(Data records for software interfaces)
--*--

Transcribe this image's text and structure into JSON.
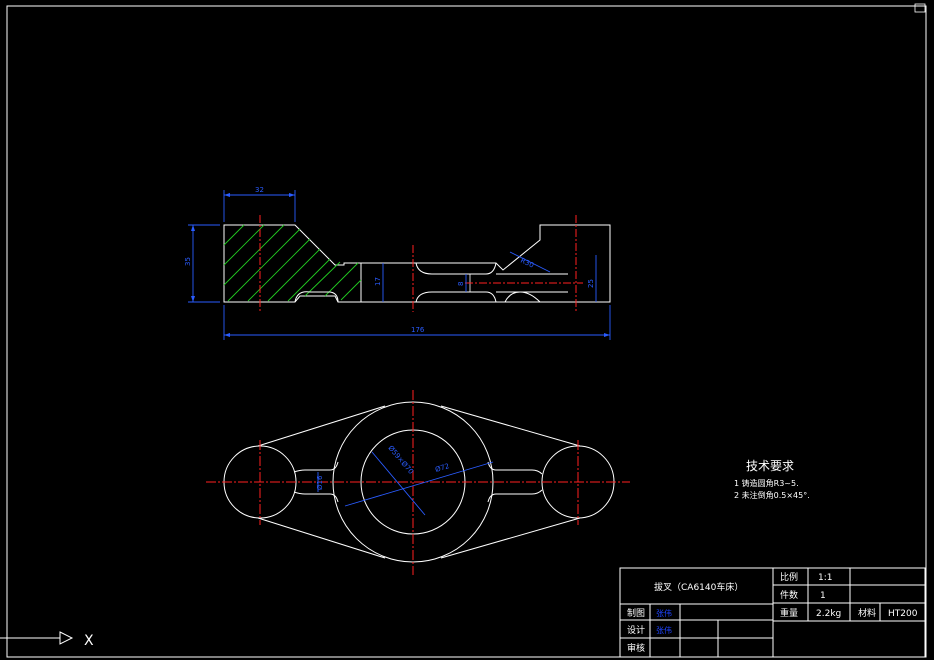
{
  "drawing": {
    "dimensions": {
      "top_width": "32",
      "left_height": "35",
      "total_length": "176",
      "neck_height": "17",
      "slot_height": "8",
      "right_height": "25",
      "chamfer": "R30",
      "bore_large": "Ø59×Ø70",
      "bore_small": "Ø72",
      "hub_small": "Ø16"
    },
    "notes": {
      "title": "技术要求",
      "line1": "1 铸造圆角R3~5.",
      "line2": "2 未注倒角0.5×45°."
    },
    "axis_label": "X"
  },
  "title_block": {
    "part_name": "拔叉（CA6140车床）",
    "scale_label": "比例",
    "scale_value": "1:1",
    "qty_label": "件数",
    "qty_value": "1",
    "weight_label": "重量",
    "weight_value": "2.2kg",
    "material_label": "材料",
    "material_value": "HT200",
    "drawn_label": "制图",
    "drawn_value": "张伟",
    "design_label": "设计",
    "design_value": "张伟",
    "check_label": "审核"
  },
  "colors": {
    "outline": "#ffffff",
    "center_line": "#ff2020",
    "dimension": "#2a5cff",
    "hatch": "#22cc22"
  }
}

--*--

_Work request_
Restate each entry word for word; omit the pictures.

_Output below_
Transcribe this image's text and structure into JSON.
{
  "drawing": {
    "dimensions": {
      "top_width": "32",
      "left_height": "35",
      "total_length": "176",
      "neck_height": "17",
      "slot_height": "8",
      "right_height": "25",
      "chamfer": "R30",
      "bore_large": "Ø59×Ø70",
      "bore_small": "Ø72",
      "hub_small": "Ø16"
    },
    "notes": {
      "title": "技术要求",
      "line1": "1 铸造圆角R3~5.",
      "line2": "2 未注倒角0.5×45°."
    },
    "axis_label": "X"
  },
  "title_block": {
    "part_name": "拔叉（CA6140车床）",
    "scale_label": "比例",
    "scale_value": "1:1",
    "qty_label": "件数",
    "qty_value": "1",
    "weight_label": "重量",
    "weight_value": "2.2kg",
    "material_label": "材料",
    "material_value": "HT200",
    "drawn_label": "制图",
    "drawn_value": "张伟",
    "design_label": "设计",
    "design_value": "张伟",
    "check_label": "审核"
  },
  "colors": {
    "outline": "#ffffff",
    "center_line": "#ff2020",
    "dimension": "#2a5cff",
    "hatch": "#22cc22"
  }
}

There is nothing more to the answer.